- To support cleaning of the glans of a penis (circumcision facilitates the cleaning of a male sexual member);
- It is a proved fact that circumcision can protect from penile cancer;
- Prevention of the very common disorder – phimosis (i.e. narrowing of the penis’ foreskin opening) and paraphimosis (the head’s infringement);
- Reduced risk of STDs (including HIV and AIDS, however, sex should be protected as well);
- Prevention of balanitis (inflammation of the penis’ head) and balanoposthitis (inflammation of the penis’ glans and foreskin).
Who can’t be circumcised?
- Circumcision is contraindicated for males with certain disorders involving the development of blood clotting pathologies and because of the anatomical structure of the penis;

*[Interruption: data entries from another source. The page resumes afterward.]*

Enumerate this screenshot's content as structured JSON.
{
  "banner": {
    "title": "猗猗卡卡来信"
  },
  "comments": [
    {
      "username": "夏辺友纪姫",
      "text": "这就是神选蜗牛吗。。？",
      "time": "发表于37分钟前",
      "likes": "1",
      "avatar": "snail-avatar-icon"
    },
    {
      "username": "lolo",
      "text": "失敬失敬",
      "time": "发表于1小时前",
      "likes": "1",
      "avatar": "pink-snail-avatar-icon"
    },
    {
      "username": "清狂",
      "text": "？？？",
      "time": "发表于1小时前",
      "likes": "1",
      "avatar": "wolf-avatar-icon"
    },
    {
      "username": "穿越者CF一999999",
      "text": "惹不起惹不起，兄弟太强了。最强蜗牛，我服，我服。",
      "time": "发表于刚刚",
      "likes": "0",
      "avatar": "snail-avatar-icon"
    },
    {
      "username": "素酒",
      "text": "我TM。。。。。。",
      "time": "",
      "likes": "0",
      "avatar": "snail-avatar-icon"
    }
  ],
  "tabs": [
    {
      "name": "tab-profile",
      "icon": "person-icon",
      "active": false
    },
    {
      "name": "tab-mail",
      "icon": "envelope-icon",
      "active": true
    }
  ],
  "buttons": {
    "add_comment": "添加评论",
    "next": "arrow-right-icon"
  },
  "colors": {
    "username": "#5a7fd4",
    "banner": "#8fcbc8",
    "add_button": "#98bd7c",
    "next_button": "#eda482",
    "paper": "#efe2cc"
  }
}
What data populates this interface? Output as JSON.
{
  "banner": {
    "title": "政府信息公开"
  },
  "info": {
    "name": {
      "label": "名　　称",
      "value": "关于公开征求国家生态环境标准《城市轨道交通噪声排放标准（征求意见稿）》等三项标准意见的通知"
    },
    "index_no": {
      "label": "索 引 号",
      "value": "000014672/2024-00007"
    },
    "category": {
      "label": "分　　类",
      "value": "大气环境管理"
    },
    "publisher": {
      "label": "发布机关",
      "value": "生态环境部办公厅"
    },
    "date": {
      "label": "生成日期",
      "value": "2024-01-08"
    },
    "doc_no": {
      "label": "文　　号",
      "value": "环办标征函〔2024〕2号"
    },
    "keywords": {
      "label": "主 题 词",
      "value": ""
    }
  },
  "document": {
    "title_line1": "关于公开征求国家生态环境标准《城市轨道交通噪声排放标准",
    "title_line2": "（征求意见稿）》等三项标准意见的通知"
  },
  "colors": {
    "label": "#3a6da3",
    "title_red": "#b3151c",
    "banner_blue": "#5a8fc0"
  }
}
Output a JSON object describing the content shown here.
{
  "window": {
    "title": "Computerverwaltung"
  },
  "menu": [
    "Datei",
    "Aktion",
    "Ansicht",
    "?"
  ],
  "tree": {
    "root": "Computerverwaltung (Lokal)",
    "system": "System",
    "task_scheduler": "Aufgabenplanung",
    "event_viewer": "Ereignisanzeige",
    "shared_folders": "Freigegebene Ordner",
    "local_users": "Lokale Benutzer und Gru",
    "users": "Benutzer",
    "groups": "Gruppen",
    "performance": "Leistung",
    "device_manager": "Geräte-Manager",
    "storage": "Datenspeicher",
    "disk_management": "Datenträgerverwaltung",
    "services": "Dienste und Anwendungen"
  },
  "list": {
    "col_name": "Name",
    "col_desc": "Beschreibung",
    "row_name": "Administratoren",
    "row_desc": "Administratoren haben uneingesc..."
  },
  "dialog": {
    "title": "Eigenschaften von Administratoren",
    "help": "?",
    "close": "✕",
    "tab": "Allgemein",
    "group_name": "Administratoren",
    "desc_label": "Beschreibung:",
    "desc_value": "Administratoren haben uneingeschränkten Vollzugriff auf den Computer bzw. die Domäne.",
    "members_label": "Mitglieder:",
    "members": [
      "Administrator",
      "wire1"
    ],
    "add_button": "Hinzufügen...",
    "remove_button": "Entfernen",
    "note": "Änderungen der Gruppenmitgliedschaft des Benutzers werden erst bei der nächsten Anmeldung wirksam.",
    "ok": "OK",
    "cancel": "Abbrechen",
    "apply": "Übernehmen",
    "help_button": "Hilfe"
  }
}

- Also circumcision is not recommended for premature boys, requiring supportive medical care for a life.
NB: circumcision doesn’t affect healthy men’s reproductive function and doesn’t reduce the sexual pleasure of men or their partners.
The health risks of circumcision
Like any other medical surgery circumcision can be followed by multiple risks to a young boy’s health:
- Bleeding and infections in the area where the procedure was done;
- Penis can be accidentally irreversibly and that can lead to erectile dysfunction;
- Painful sensations that sometimes won’t go away for a life;
- Penis’ glans can be infected and there is possible inflammation;
- Enhanced risk of the inflammation in the penis’ meatus;
- A man can have a non-standard reaction to anesthesia done in this sensitive area.
What are the possible complications to adult men after circumcision:
- A patient can’t piss in a normal regime within 12 hours after the procedure;
- The head of the penis starts to bleed or turns red;
- A foul-smelling discharge from the head of the penis or on the sores in the circumcised area are filled with smelly liquid.
In all these cases you must immediately seek a medical assistance. Please, be careful to any changes happening to your penis after such surgery.
Medical Research by Canadian Health&Care Mall Lab www.acanadianhealthcaremall.com